Three to sell


The Times

This Aim-listed firm has three main lines of work: supplying drugs for clinical trials, distributing unlicensed treatments and buying unwanted medicine licences from multinationals. The shares jumped 18.2% last week on news that it will pay up to $210m for the US distribution rights for skin- and kidney-cancer drug Proleukin. Management claims this is a growth business, yet the volatile share price suggests the growth case is not yet established. At 13.4 times forecast earnings the shares do not offer obvious value. 872p



This food retailer is on a roll, with management flagging good sales momentum and operational execution in 2019. The launch of a vegan sausage roll has brought further publicity. This is a "fine business" with solid growth potential, yet a rating of 22 times forecast earnings is "too rich" for a company with so much exposure to the flagging retail sector. Strong same-store comparatives from the second half of last year will also limit further upside. Avoid at the current price. 1,606p

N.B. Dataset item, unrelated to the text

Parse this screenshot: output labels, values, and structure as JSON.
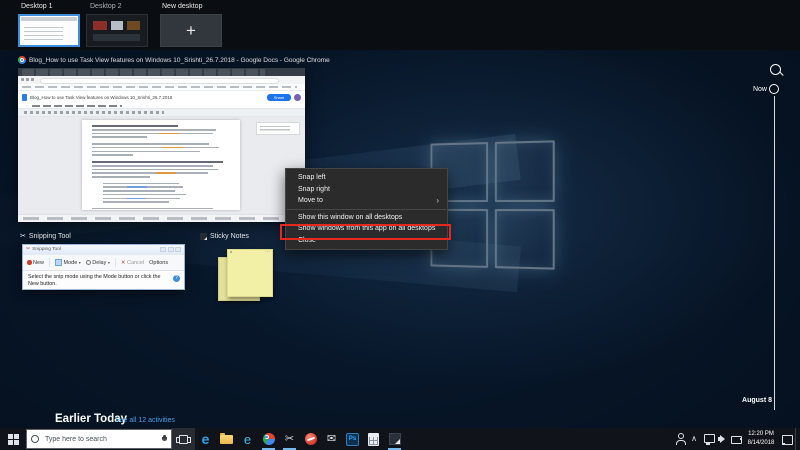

Investors Chronicle

Ryanair boasts a low cost base and a strong balance sheet, but that is unlikely to spare it from earnings disappointments amid an intensely competitive market. The recent failures of rival airlines Flybmi and Germania should cut long-term overcapacity, but for now fares are falling, even as Ryanair sees staff and fuel costs rise. Brexit may also see UK investors sell before they lose voting rights. Avoid until the current uncertainty clears. €11.30

...and the rest

The Daily Telegraph

Precision engineer Renold trades on just six times earnings and could prove a bargain if profits recover (29p). Promising growth in the US means Paddy Power Betfair looks a "tempting wager", but there are "bags of execution risk" hold (£6,190p). A recent update by TalkTalk Telecom suggests that a profit recovery is even further off time to "swallow a nasty loss and move on" (98p).

Investors Chronicle

New management, an incipient turnaround, and talk of coming mergers and acquisitions could act as catalysts for medical devices "juggernaut" Smith & Nephew (1,464p). Housebuilder Springfield Properties stands to gain as high demand in Scotland sees house-price inflation there catch up with the rate in England (120p). Xaar has been diversifying away from its legacy ceramics printing operation to focus on higher-value areas, but execution has been patchy and the group has become worryingly dependent on extending credit to win new business avoid (154p).

The Mail on Sunday

Shares in oil-well acquirer and operator Diversified Gas & Oil have risen almost 60% over the last 18 months amid soaring production, but the group has further to run (113p).

Money Observer

Advertising spending is shifting online. Gain exposure to the trend via Snapchat ($9.03), Weibo ($66.17), Facebook ($164.07) and Meet Group ($5.37). Don't be tempted by William Hill's 5.1% yield new taxes and regulations are eroding profits and it may struggle to benefit from the opening up of the US sports-betting market (177.65p).

A German view

China's BYD is one of Warren Buffett's better bets outside the US. His stake in China's biggest producer of alternative-energy (electric and hybrid) vehicles has risen in value by 500% since September 2008. But there should be further to go, says Der Aktionr. Last year BYD cemented its position as the dominant producer of such vehicles, selling 248,000, while its January sales were up by 291% year-on-year. China is the world's biggest market for alternative energy cars, with 1.1 million sold last year, even as the overall car market shrank slightly. The group also has a promising battery unit, which supplies its own electric cars and buses. The stock looks "too cheap".

IPO watch

US exercise-bike brand Peloton, founded in 2012, has been interviewing banks for a potential initial public offering (IPO) in the second half of this year, say Maureen Farrell and Dana Mattioli in The Wall Street Journal. The stationary bikes, which cost from $2,245 each, come with a mounted screen on which users can stream live classes led by Peloton's fitness instructors for around $39 a month. A fundraising round last year valued Peloton in the region of $4bn. The start-up would seek a valuation above that, unnamed sources told the newspaper. Should the IPO go ahead, it will be an early test of investors' appetite for the burgeoning high-end fitness sector.